“You’re not recording THAT, are you?”
A couple of guys start checking an enemy combatant’s body “just like a deer,” rolling the man over, pointing to the bullet wounds.
Only, “He didn’t have a gun.”
“This his shop? Oh man, we killed a shopkeeper.”
Time for quick thinking. Let’s move the body.
“This is no good for anybody to see.”
Off-duty, we watch hashish crumbled into cigarettes, a Pringles chip can turned into a bong.
“Luckily for us, Afghanistan’s a hash farm!”
Off-camera, Lagoze jokes, “I’m gonna put it in the movie!” Which he does.
There’s blurry action of Lagoze and whoever he is following that day caught in “the adrenaline rush” of firefights, shouts of “Sniper SNIPER,” men graphically wounded in the head, “gut shot,” shouts into the radio of “We’ve got a sucking chest wound, here!” Alarm all around when a comrade is hit, all efforts re-centering around keeping him alive until the airlift out arrives.
The men themselves don’t have their faces blurred, though you’d have to know who you were looking for to positively ID these combat veterans from seven years ago in the footage. Or post stills to Facebook.
Lagoze struggles with the men he has to sit down and talk to on camera, and those who don’t “get” the process.
“Get the f— outta my shot. I’m interviewing him.”
Soldiers recite rote quotes about mission, duty, the work, etc., with Lagoze begging, “Could you maybe say it in your own words?”
All that said, “Combat Obscura” is no more “negative” a portrayal of infantry life than the first modern cinema verite account of fighting men in action and on R&R. “The Anderson Platoon” was filmed during the Vietnam War, and many combat documentaries that have followed stuck to its mix of violent action, the tedium of being “in country” and the bizarre things that happen in “The Fog of War.”
An image from that 1960s movie that sticks with me is that of a chopper accident in a drop zone.
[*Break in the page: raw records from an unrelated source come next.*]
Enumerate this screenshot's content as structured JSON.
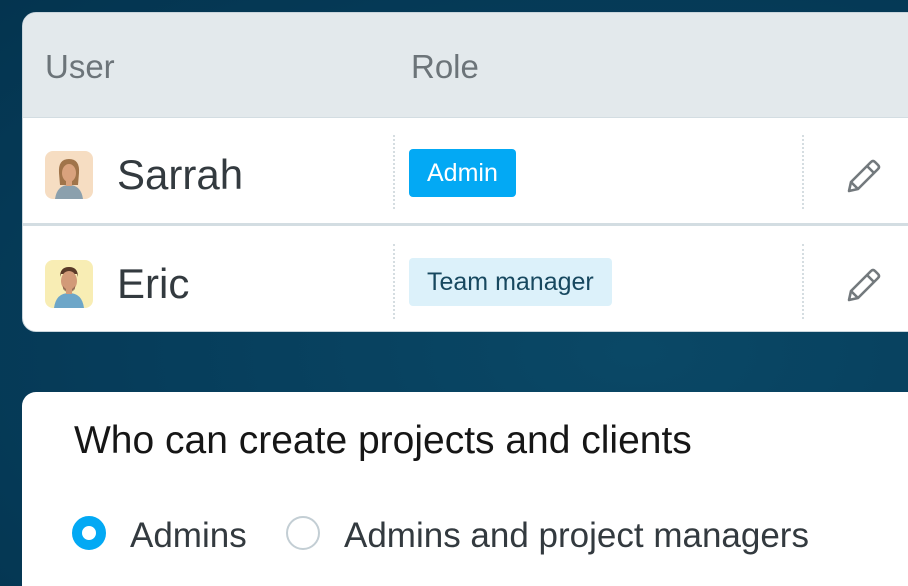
{
  "users_table": {
    "columns": {
      "user": "User",
      "role": "Role"
    },
    "rows": [
      {
        "name": "Sarrah",
        "role": "Admin",
        "role_style": "primary",
        "avatar": "woman-avatar-icon"
      },
      {
        "name": "Eric",
        "role": "Team manager",
        "role_style": "secondary",
        "avatar": "man-avatar-icon"
      }
    ],
    "edit_icon": "pencil-icon"
  },
  "permissions": {
    "title": "Who can create projects and clients",
    "options": [
      {
        "label": "Admins",
        "checked": true
      },
      {
        "label": "Admins and project managers",
        "checked": false
      }
    ]
  },
  "colors": {
    "background": "#063c5a",
    "accent": "#03a9f4",
    "badge_secondary": "#dcf1fa"
  }
}
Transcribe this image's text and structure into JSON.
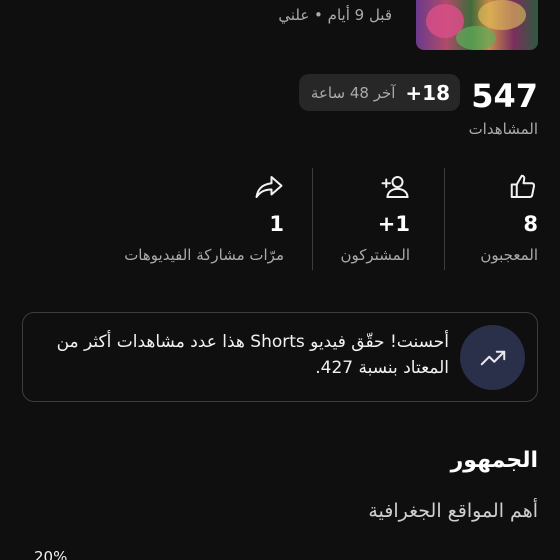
{
  "header": {
    "meta": "قبل 9 أيام • علني",
    "thumbnail": "video-thumbnail"
  },
  "views": {
    "count": "547",
    "label": "المشاهدات",
    "recent_delta": "+18",
    "recent_period": "آخر 48 ساعة"
  },
  "stats": [
    {
      "icon": "thumbs-up-icon",
      "value": "8",
      "label": "المعجبون"
    },
    {
      "icon": "add-subscriber-icon",
      "value": "+1",
      "label": "المشتركون"
    },
    {
      "icon": "share-icon",
      "value": "1",
      "label": "مرّات مشاركة الفيديوهات"
    }
  ],
  "insight": {
    "icon": "trending-up-icon",
    "text": "أحسنت! حقّق فيديو Shorts هذا عدد مشاهدات أكثر من المعتاد بنسبة 427."
  },
  "audience": {
    "title": "الجمهور",
    "subtitle": "أهم المواقع الجغرافية",
    "first_row_percent": "20%"
  },
  "colors": {
    "background": "#0f0f0f",
    "chip": "#272727",
    "insight_badge": "#2a2f4a",
    "secondary_text": "#aaaaaa"
  }
}
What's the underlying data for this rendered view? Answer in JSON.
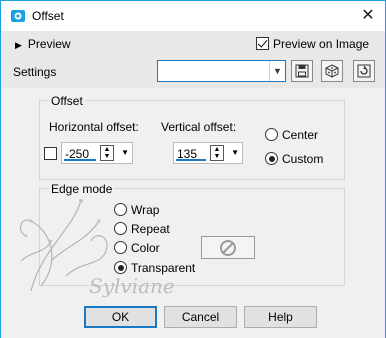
{
  "window": {
    "title": "Offset",
    "close_glyph": "✕"
  },
  "preview": {
    "toggle_label": "Preview",
    "preview_on_image_label": "Preview on Image",
    "preview_on_image_checked": true
  },
  "settings": {
    "label": "Settings",
    "value": ""
  },
  "offset_group": {
    "title": "Offset",
    "horizontal_label": "Horizontal offset:",
    "horizontal_value": "-250",
    "vertical_label": "Vertical offset:",
    "vertical_value": "135",
    "center_label": "Center",
    "custom_label": "Custom",
    "selected": "Custom"
  },
  "edge_mode": {
    "title": "Edge mode",
    "wrap_label": "Wrap",
    "repeat_label": "Repeat",
    "color_label": "Color",
    "transparent_label": "Transparent",
    "selected": "Transparent"
  },
  "watermark": {
    "text": "Sylviane"
  },
  "buttons": {
    "ok": "OK",
    "cancel": "Cancel",
    "help": "Help"
  },
  "colors": {
    "accent": "#1b78c2",
    "window_border": "#1ba1e2"
  }
}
No enemy fire, just a pilot’s miscalculation of how close that palm tree was, and CRASH — injuries, the works.
War is like that, that film, “Restrepo” and scores of lesser-known documentaries point out. It’s messy, it’s tense, guys are “over it” in a hurry and tend to be over-the-top when they’re drinking or smoking, rapping or dancing back in camp.
“Surgical strikes” are, like neat, conclusive firefights with a guerilla force any where in the world, a myth.
And the soldiers? Not clean-cut, All American “squared-away killers,” as one Marine confesses to the camera with a grin. “These are the most messed up people I’ve ever been around.”
MPAA Rating: Unrated
Credits: Directed by Miles Lagoze. An Oscilloscope Labs release.
Running time: 1:10